Oxeye Daisy

Hedges and verges are full of Oxeye Daisies glowing white and bright throughout the summer. 

Photo: Amanda Scott

Scientific name: Leucanthemum vulgare (previously Chrysanthemum leucanthemum)

Other common names: Moon Daisy, Horse Daisy, Dog Daisy, Moonpenny

What to look for:

  • Family: Asteraceae (Daisy family)
  • Flowers: Like a large daisy, with yellow centre (disc florets) and white ‘petals’ (ray florets)
  • Leaves and stem: The usually unbranched stem is slightly hairy with clasping toothed leaves arranged alternately. There is a basal rosette of long, stalked and toothed leaves. Bracts are overlapping, with a purple edge.
  • Height: Up to 70 cm
  • Where: Common, in grasslands, meadows and verges: prefers fertile soils. Native to Europe and temperate Asia.
  • When: Flowers from May through to September.
  • Habit: Upright.

The white and yellow brilliance of Oxeye Daisy flowers shines in many hedgerows and meadows and along coastal grasslands throughout the summer. On the cliff tops of The Lizard you might spot plants growing to only an inch or two high, an adaptation to coping with the fierce winds of this habitat, but further inland it can reach heights of up to two or three feet.

The Oxeye Daisy is an arch-coloniser and so, while it is no longer found in much of our agricultural grassland, a victim of modern farming methods, it has made a vigorous comeback in set-aside farmland, hedges and verges.

Oxeye Daisy

Did you know…?

…Unlike its smaller cousin the Common Daisy (Bellis perennis), the flowheads of the Oxeye Daisy do not close up as dusk falls, and this has earned it its alternative common names of Moonpenny or Moon Daisy.

…The Daisy family (Asteraceae) is one of the most advanced of the flowering plants, from an evolutionary perspective.
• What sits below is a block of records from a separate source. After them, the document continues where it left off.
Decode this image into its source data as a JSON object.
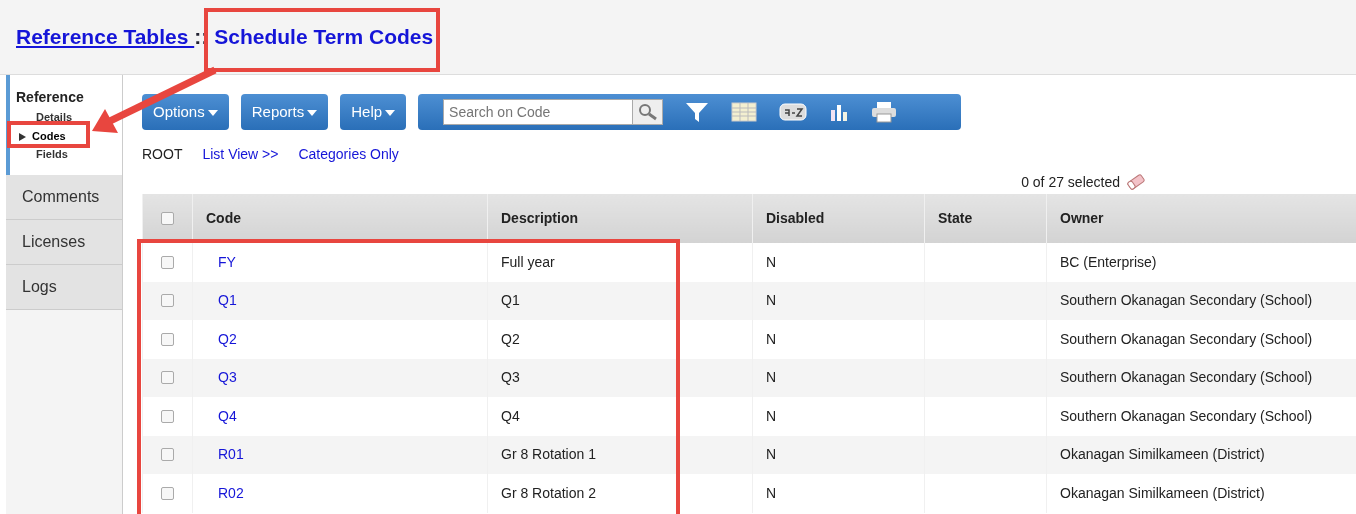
{
  "title": {
    "parent_link": "Reference Tables ",
    "separator": "::",
    "current": "Schedule Term Codes"
  },
  "sidebar": {
    "heading": "Reference",
    "items": [
      {
        "label": "Details",
        "selected": false
      },
      {
        "label": "Codes",
        "selected": true
      },
      {
        "label": "Fields",
        "selected": false
      }
    ],
    "tabs": [
      "Comments",
      "Licenses",
      "Logs"
    ]
  },
  "toolbar": {
    "menus": [
      "Options",
      "Reports",
      "Help"
    ],
    "search": {
      "placeholder": "Search on Code"
    }
  },
  "breadcrumb": {
    "root": "ROOT",
    "links": [
      "List View >>",
      "Categories Only"
    ]
  },
  "selection_count": "0 of 27 selected",
  "table": {
    "header_checked": false,
    "columns": [
      "Code",
      "Description",
      "Disabled",
      "State",
      "Owner"
    ],
    "rows": [
      {
        "checked": false,
        "code": "FY",
        "description": "Full year",
        "disabled": "N",
        "owner": "BC (Enterprise)"
      },
      {
        "checked": false,
        "code": "Q1",
        "description": "Q1",
        "disabled": "N",
        "owner": "Southern Okanagan Secondary (School)"
      },
      {
        "checked": false,
        "code": "Q2",
        "description": "Q2",
        "disabled": "N",
        "owner": "Southern Okanagan Secondary (School)"
      },
      {
        "checked": false,
        "code": "Q3",
        "description": "Q3",
        "disabled": "N",
        "owner": "Southern Okanagan Secondary (School)"
      },
      {
        "checked": false,
        "code": "Q4",
        "description": "Q4",
        "disabled": "N",
        "owner": "Southern Okanagan Secondary (School)"
      },
      {
        "checked": false,
        "code": "R01",
        "description": "Gr 8 Rotation 1",
        "disabled": "N",
        "owner": "Okanagan Similkameen (District)"
      },
      {
        "checked": false,
        "code": "R02",
        "description": "Gr 8 Rotation 2",
        "disabled": "N",
        "owner": "Okanagan Similkameen (District)"
      }
    ]
  }
}
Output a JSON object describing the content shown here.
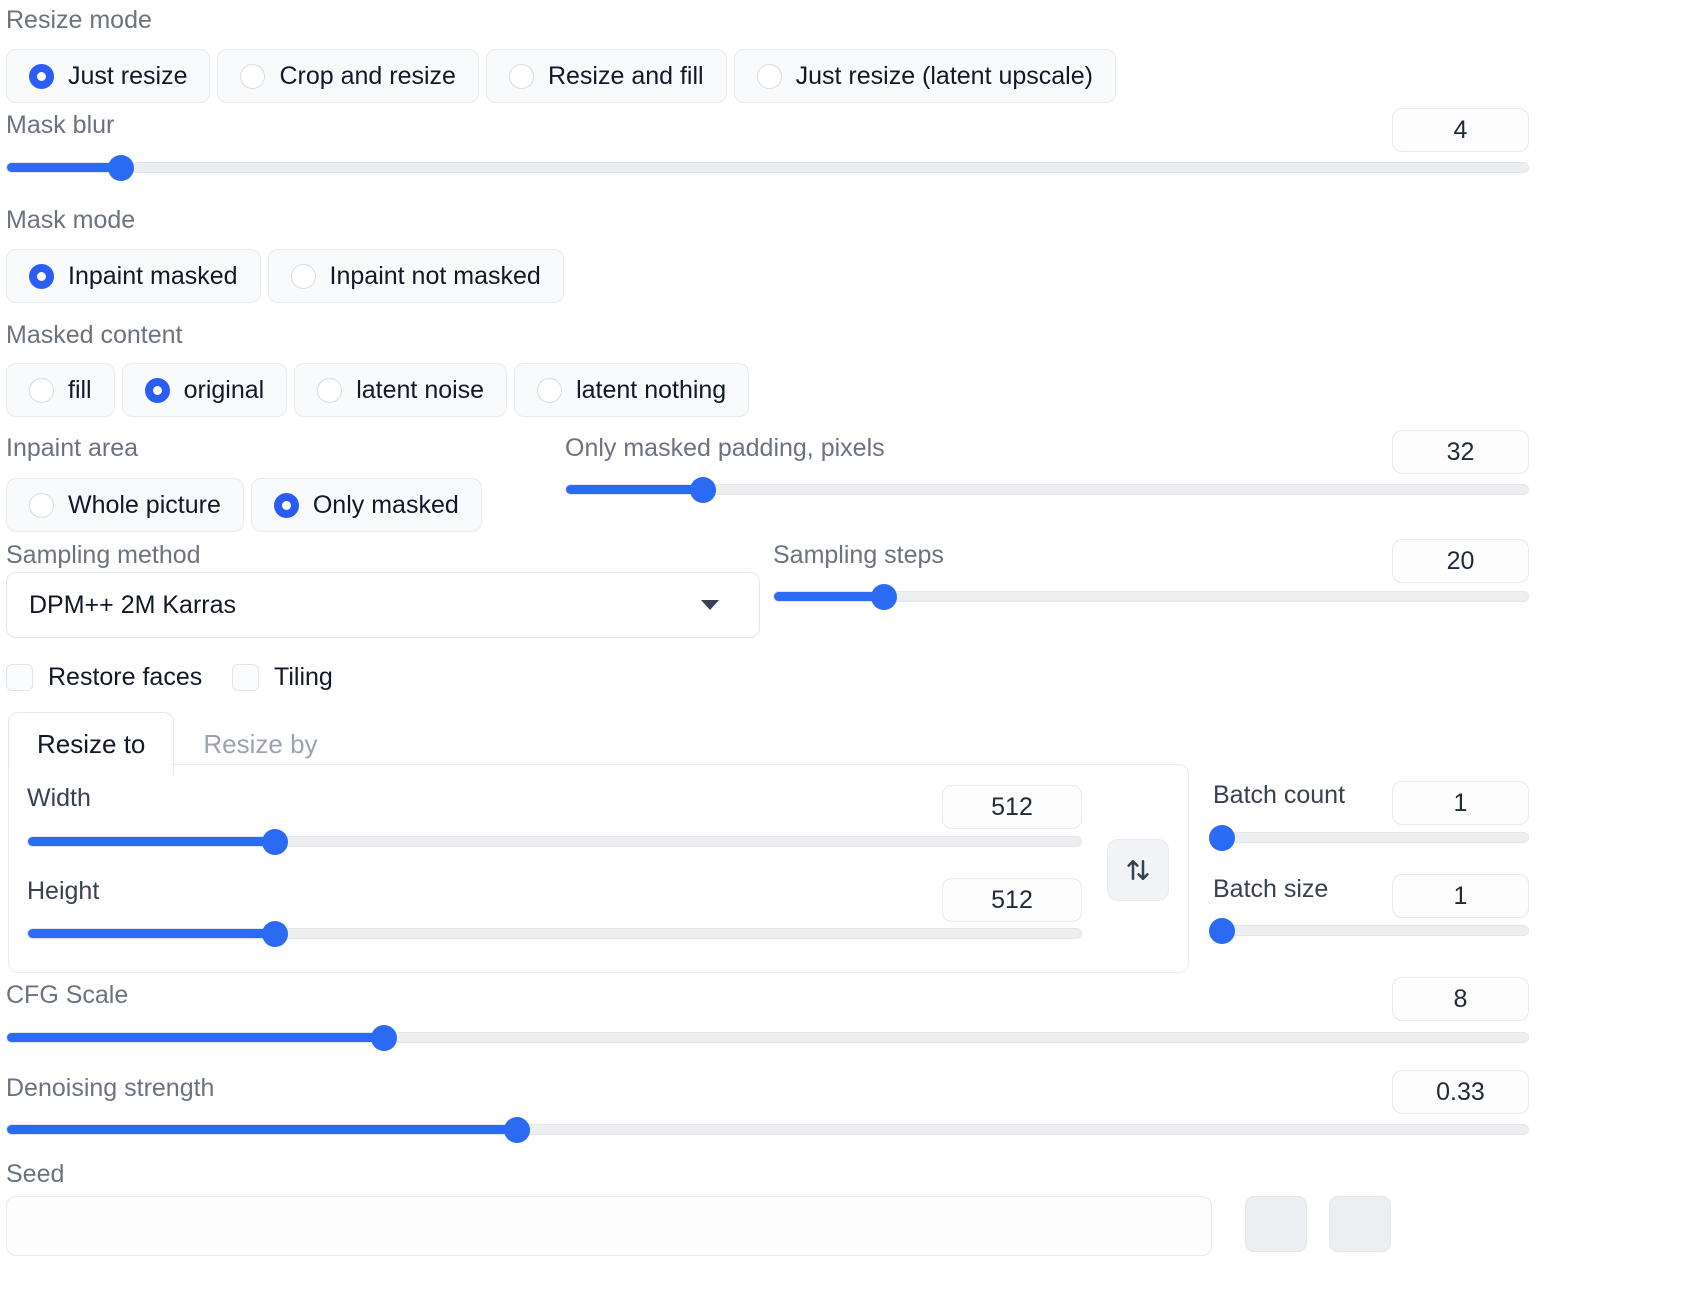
{
  "theme": {
    "accent": "#2b6bf3",
    "radio_accent": "#2b5df5",
    "label_color": "#6b7280",
    "track_color": "#eceef0"
  },
  "resize_mode": {
    "label": "Resize mode",
    "options": [
      {
        "label": "Just resize",
        "selected": true
      },
      {
        "label": "Crop and resize",
        "selected": false
      },
      {
        "label": "Resize and fill",
        "selected": false
      },
      {
        "label": "Just resize (latent upscale)",
        "selected": false
      }
    ]
  },
  "mask_blur": {
    "label": "Mask blur",
    "value": "4",
    "percent": 7.5
  },
  "mask_mode": {
    "label": "Mask mode",
    "options": [
      {
        "label": "Inpaint masked",
        "selected": true
      },
      {
        "label": "Inpaint not masked",
        "selected": false
      }
    ]
  },
  "masked_content": {
    "label": "Masked content",
    "options": [
      {
        "label": "fill",
        "selected": false
      },
      {
        "label": "original",
        "selected": true
      },
      {
        "label": "latent noise",
        "selected": false
      },
      {
        "label": "latent nothing",
        "selected": false
      }
    ]
  },
  "inpaint_area": {
    "label": "Inpaint area",
    "options": [
      {
        "label": "Whole picture",
        "selected": false
      },
      {
        "label": "Only masked",
        "selected": true
      }
    ]
  },
  "only_masked_padding": {
    "label": "Only masked padding, pixels",
    "value": "32",
    "percent": 14.2
  },
  "sampling_method": {
    "label": "Sampling method",
    "value": "DPM++ 2M Karras",
    "caret_icon": "chevron-down-icon"
  },
  "sampling_steps": {
    "label": "Sampling steps",
    "value": "20",
    "percent": 14.6
  },
  "toggles": [
    {
      "label": "Restore faces",
      "checked": false
    },
    {
      "label": "Tiling",
      "checked": false
    }
  ],
  "resize_tabs": [
    {
      "label": "Resize to",
      "active": true
    },
    {
      "label": "Resize by",
      "active": false
    }
  ],
  "width": {
    "label": "Width",
    "value": "512",
    "percent": 23.5
  },
  "height": {
    "label": "Height",
    "value": "512",
    "percent": 23.5
  },
  "swap": {
    "icon": "swap-vertical-icon"
  },
  "batch_count": {
    "label": "Batch count",
    "value": "1",
    "percent": 1.5
  },
  "batch_size": {
    "label": "Batch size",
    "value": "1",
    "percent": 1.5
  },
  "cfg_scale": {
    "label": "CFG Scale",
    "value": "8",
    "percent": 24.8
  },
  "denoising_strength": {
    "label": "Denoising strength",
    "value": "0.33",
    "percent": 33.5
  },
  "seed": {
    "label": "Seed",
    "value": "",
    "placeholder": ""
  },
  "seed_buttons": [
    {
      "name": "recycle-seed-button",
      "label": ""
    },
    {
      "name": "random-seed-button",
      "label": ""
    }
  ]
}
Each ‘flower’ of a plant in Asteraceae is in fact made up of many small flowers – or inflorescences – which are of two types: either tube-like and clustered in a central disc (the disc florets), or having the superficial appearance of petals round this disc (the ray florets). See the photograph (to the left) of the yellow disc to see how it is composed of many small flowers.

More information and references:

Mabey, R., 1997. Flora Britannica. Chatto & Windus, London.

Rose, F. and O’Reilly, C., 2006. The Wild Flower Key, 2nd edition. Frederick Warne, London.

Stace, C., 2010. New Flora of the British Isles, 3rd edition. Cambridge University Press, Cambridge.

Published: June 2015
Author: Amanda Scott
Photos: Amanda Scott